# Your task
Set down exactly the lines that run from the line with "Transcribe this image's" to the end of the data, and nothing else.

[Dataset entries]
+ + + + + + +

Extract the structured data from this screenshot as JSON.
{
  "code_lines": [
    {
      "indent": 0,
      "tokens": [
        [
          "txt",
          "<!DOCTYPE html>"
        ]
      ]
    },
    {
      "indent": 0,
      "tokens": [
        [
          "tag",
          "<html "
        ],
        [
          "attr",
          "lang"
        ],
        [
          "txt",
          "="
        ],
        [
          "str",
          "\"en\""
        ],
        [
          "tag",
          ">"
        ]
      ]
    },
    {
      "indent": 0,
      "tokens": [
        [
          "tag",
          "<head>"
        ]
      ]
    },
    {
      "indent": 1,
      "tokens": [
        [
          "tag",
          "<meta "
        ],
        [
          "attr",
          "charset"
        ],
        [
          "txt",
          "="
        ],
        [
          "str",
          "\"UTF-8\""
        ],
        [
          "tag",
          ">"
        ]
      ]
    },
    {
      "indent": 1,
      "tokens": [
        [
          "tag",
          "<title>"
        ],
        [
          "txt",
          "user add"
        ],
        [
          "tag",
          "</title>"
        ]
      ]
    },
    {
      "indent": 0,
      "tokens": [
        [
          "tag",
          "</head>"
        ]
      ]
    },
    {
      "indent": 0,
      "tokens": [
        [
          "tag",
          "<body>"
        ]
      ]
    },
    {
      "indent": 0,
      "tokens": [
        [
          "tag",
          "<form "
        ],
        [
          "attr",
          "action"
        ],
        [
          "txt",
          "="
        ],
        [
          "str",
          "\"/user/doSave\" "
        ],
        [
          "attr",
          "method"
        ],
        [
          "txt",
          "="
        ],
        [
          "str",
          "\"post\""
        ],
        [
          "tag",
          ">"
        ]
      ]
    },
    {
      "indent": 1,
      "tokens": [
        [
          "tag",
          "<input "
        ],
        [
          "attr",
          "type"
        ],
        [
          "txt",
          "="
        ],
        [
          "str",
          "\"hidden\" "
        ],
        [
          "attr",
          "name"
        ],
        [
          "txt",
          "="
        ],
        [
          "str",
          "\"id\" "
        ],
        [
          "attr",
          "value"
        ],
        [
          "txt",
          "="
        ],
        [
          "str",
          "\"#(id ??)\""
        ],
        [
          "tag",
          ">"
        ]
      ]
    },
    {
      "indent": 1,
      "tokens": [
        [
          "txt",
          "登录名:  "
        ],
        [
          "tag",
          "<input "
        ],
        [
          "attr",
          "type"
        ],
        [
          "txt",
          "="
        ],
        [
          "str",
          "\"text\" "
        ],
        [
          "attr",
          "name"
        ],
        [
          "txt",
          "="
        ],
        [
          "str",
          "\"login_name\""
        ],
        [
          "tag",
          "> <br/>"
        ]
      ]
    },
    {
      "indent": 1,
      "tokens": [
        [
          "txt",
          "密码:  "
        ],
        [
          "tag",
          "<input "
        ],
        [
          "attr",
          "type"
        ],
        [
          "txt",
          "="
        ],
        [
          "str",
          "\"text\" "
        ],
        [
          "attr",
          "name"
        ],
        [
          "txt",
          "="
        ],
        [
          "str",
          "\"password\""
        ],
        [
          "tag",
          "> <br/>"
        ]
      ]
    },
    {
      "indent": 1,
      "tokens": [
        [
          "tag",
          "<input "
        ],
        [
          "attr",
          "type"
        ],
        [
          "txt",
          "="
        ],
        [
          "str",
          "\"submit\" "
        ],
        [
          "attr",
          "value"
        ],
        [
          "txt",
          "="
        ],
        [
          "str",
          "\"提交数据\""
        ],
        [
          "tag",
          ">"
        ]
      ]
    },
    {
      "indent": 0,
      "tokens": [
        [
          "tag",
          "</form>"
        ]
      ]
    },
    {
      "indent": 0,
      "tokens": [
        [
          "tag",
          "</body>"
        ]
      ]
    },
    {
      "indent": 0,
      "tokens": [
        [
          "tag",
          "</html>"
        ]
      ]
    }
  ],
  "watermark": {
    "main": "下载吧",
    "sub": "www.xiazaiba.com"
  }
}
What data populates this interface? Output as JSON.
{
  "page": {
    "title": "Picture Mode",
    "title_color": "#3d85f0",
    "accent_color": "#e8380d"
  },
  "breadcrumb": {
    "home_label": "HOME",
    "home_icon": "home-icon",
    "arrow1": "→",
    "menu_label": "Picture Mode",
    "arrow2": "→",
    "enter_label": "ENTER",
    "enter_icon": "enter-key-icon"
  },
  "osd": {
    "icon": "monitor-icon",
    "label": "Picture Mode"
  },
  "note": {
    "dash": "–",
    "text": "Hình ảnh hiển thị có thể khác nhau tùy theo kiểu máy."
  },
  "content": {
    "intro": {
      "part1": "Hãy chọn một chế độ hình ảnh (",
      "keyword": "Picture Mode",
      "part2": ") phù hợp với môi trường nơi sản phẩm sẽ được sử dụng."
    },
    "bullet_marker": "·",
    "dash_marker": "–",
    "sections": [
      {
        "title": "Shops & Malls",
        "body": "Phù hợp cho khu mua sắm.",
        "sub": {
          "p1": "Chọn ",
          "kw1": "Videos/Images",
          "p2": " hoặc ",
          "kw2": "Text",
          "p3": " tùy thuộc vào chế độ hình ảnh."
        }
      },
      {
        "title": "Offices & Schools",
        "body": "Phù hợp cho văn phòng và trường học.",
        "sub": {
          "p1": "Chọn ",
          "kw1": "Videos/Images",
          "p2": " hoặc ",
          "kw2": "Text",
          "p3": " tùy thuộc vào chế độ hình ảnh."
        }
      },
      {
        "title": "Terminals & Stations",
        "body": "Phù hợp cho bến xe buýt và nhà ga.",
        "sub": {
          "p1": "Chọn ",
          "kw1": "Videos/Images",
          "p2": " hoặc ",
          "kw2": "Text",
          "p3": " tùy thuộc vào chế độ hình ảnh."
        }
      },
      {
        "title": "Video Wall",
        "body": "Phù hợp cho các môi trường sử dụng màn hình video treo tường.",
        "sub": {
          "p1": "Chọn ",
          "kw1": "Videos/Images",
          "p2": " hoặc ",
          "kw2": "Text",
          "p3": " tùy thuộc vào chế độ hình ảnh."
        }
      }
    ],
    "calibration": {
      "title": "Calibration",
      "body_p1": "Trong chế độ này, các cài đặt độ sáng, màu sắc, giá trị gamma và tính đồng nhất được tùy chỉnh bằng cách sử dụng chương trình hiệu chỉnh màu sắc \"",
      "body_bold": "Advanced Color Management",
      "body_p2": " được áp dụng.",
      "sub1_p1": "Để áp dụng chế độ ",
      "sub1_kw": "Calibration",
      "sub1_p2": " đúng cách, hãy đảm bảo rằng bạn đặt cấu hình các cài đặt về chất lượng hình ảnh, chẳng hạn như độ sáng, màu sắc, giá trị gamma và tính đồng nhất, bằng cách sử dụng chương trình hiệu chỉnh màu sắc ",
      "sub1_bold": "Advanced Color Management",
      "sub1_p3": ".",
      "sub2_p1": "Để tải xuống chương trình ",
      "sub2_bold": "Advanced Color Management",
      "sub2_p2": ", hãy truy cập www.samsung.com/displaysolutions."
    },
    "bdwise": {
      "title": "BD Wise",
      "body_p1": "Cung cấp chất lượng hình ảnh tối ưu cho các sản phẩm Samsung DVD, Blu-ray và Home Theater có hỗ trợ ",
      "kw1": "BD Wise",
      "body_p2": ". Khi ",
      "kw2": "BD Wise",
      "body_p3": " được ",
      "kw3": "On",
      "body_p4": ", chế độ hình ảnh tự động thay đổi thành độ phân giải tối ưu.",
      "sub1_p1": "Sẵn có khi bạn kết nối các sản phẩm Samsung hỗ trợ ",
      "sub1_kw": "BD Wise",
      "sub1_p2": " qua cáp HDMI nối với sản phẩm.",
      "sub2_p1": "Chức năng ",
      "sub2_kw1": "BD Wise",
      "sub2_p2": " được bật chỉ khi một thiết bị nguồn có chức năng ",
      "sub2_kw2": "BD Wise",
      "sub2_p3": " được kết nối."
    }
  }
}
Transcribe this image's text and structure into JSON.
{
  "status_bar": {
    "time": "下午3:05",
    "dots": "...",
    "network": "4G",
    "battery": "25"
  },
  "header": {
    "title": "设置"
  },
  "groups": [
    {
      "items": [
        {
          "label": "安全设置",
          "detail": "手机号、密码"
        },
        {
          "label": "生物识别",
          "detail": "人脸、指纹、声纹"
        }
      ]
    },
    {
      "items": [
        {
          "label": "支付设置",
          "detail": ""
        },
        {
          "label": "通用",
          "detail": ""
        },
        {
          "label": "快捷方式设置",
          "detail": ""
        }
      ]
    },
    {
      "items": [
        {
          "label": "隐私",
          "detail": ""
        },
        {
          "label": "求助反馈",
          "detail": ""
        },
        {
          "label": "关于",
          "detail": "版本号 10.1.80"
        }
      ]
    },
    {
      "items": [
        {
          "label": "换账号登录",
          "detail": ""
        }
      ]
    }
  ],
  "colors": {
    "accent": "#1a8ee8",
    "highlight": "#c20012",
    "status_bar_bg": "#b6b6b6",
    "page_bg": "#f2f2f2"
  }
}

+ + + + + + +

# Your solution
Transcribe this image's text and structure into JSON.
{
  "status_bar": {
    "time": "下午3:05",
    "dots": "...",
    "network": "4G",
    "battery": "25"
  },
  "header": {
    "title": "设置"
  },
  "groups": [
    {
      "items": [
        {
          "label": "安全设置",
          "detail": "手机号、密码"
        },
        {
          "label": "生物识别",
          "detail": "人脸、指纹、声纹"
        }
      ]
    },
    {
      "items": [
        {
          "label": "支付设置",
          "detail": ""
        },
        {
          "label": "通用",
          "detail": ""
        },
        {
          "label": "快捷方式设置",
          "detail": ""
        }
      ]
    },
    {
      "items": [
        {
          "label": "隐私",
          "detail": ""
        },
        {
          "label": "求助反馈",
          "detail": ""
        },
        {
          "label": "关于",
          "detail": "版本号 10.1.80"
        }
      ]
    },
    {
      "items": [
        {
          "label": "换账号登录",
          "detail": ""
        }
      ]
    }
  ],
  "colors": {
    "accent": "#1a8ee8",
    "highlight": "#c20012",
    "status_bar_bg": "#b6b6b6",
    "page_bg": "#f2f2f2"
  }
}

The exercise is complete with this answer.